  4. Employees’ Provident Funds and Miscellaneous Provisions Act, 1952: This act establishes a compulsory savings scheme for employees, wherein both the employer and employee contribute to a provident fund. This fund provides financial security to employees after retirement.
  5. Employees’ State Insurance Act, 1948: This act establishes a social security system for workers in the organized sector, providing them with medical, maternity, disability, and other benefits.
  6. Factories Act, 1948: This act sets standards for health, safety, and working conditions in factories. It covers aspects like ventilation, lighting, cleanliness, and welfare facilities for workers.
  7. Maternity Benefit Act, 1961: This act mandates certain benefits and protections for pregnant women and new mothers, including paid maternity leave and other related provisions.
  8. Child Labor (Prohibition and Regulation) Act, 1986: This act prohibits the employment of children in certain hazardous industries and regulates the working conditions of children in non-hazardous industries.
  9. Equal Remuneration Act, 1976: This act prohibits discrimination in remuneration (wages and benefits) based on gender.
  10. Contract Labor (Regulation and Abolition) Act, 1970: This act regulates the employment of contract labour, ensuring their working conditions are on par with regular employees.
  11. Payment of Bonus Act, 1965: This act mandates payment of annual bonuses to eligible employees, based on their salary and tenure.
  12. Trade Unions Act, 1926: This act provides for the registration and regulation of trade unions, which represent the collective interests of workers.

We are a law firm in the name and style of Law Offices of Kr. Vivek Tanwar Advocate and Associates at Gurugram and Rewari. We are providing litigation support services for matters related to labour Law.

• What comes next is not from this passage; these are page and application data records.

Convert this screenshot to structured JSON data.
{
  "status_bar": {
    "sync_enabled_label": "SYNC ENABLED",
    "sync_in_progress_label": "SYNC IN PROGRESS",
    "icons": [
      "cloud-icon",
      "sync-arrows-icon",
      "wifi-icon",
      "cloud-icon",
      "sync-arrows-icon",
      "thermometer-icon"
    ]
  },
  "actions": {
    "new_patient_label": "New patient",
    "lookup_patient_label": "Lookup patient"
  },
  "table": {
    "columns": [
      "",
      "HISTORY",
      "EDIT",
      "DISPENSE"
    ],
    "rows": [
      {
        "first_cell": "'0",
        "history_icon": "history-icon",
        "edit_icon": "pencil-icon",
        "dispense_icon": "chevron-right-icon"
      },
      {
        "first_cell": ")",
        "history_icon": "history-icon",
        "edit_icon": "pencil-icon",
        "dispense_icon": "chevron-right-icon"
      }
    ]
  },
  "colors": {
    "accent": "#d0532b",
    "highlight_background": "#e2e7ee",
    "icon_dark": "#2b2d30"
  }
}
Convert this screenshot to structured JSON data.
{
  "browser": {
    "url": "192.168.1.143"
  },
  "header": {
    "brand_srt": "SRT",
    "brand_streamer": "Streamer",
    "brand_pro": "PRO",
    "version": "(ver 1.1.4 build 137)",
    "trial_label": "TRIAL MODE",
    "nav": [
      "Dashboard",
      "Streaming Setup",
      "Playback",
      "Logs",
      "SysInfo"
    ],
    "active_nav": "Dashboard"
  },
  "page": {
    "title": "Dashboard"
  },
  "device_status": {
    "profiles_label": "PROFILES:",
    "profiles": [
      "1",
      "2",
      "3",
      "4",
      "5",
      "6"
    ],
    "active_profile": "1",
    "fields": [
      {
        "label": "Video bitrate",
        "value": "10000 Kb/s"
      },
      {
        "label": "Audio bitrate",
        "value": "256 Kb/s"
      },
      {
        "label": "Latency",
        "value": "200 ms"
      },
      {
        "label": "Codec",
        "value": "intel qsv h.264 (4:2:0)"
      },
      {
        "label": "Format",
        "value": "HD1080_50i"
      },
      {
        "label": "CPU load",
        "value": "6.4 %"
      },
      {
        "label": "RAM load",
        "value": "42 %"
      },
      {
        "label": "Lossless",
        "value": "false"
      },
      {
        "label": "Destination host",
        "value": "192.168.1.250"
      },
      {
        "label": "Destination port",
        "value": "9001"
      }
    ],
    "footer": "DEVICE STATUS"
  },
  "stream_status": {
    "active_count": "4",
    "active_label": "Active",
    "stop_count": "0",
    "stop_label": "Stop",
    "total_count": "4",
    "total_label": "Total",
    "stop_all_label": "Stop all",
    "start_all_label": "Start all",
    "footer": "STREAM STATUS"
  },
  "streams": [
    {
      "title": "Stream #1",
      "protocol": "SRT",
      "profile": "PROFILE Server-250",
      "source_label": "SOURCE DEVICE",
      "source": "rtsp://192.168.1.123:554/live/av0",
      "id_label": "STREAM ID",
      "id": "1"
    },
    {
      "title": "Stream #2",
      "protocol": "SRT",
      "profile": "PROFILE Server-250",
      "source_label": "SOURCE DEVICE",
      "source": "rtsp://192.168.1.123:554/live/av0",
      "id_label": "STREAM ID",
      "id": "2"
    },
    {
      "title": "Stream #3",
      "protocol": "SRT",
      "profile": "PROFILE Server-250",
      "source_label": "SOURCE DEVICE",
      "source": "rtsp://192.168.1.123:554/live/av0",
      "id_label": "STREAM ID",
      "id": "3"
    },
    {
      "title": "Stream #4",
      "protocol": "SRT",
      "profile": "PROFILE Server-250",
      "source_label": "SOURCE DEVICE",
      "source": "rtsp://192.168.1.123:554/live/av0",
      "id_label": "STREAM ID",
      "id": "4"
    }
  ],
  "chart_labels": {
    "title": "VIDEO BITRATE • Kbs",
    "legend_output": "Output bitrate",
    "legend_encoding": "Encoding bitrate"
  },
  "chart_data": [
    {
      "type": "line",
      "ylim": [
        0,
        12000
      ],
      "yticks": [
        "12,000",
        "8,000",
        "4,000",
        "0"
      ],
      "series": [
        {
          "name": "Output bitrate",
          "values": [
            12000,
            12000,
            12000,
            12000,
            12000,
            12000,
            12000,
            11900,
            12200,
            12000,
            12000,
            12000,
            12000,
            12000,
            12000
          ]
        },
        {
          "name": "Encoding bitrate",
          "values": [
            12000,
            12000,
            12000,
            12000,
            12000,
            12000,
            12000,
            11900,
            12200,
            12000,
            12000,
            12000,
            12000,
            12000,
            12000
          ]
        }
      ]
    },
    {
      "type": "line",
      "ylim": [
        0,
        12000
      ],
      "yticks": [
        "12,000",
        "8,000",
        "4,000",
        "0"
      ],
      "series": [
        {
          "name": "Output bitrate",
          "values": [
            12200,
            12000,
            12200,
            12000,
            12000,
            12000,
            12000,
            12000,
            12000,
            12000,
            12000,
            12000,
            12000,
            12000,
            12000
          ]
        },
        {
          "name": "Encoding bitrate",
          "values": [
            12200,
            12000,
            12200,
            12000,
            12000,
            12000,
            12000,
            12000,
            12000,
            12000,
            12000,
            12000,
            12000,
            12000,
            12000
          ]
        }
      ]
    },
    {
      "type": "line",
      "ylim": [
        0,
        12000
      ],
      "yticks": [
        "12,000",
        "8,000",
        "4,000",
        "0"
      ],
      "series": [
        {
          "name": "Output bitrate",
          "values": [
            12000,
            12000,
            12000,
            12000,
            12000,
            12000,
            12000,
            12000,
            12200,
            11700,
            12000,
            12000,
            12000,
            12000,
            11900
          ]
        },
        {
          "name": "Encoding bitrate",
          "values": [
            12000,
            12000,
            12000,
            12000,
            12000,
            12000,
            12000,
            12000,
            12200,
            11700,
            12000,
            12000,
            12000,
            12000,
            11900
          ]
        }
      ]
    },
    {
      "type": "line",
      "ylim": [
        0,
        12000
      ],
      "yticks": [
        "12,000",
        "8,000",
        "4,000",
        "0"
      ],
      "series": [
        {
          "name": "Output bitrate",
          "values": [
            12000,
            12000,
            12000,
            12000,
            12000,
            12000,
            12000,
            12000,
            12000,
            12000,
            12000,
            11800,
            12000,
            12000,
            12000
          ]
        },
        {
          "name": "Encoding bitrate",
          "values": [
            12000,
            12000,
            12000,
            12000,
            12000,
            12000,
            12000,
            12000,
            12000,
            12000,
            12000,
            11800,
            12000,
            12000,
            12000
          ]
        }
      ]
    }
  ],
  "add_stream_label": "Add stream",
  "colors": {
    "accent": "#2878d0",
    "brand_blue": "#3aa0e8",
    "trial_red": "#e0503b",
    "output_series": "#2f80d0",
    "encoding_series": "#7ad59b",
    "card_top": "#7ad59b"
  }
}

written by -Adv Arti Mudgil

Leave a Reply

Your email address will not be published. Required fields are marked *

This field is required.

This field is required.


The following disclaimer governs the use of this website (“Website”) and the services provided by the Law offices of Kr. Vivek Tanwar Advocate & Associates in accordance with the laws of India. By accessing or using this Website, you acknowledge and agree to the terms and conditions stated in this disclaimer.

The information provided on this Website is for general informational purposes only and should not be considered as legal advice or relied upon as such. The content of this Website is not intended to create, and receipt of it does not constitute, an attorney-client relationship between you and the Law Firm. Any reliance on the information provided on this Website is done at your own risk.

The Law Firm makes no representations or warranties of any kind, express or implied, regarding the accuracy, completeness, reliability, or suitability of the information contained on this Website.

The Law Firm disclaims all liability for any errors or omissions in the content of this Website or for any actions taken in reliance on the information provided herein. The information contained in this website, should not be construed as an act of solicitation of work or advertisement in any manner.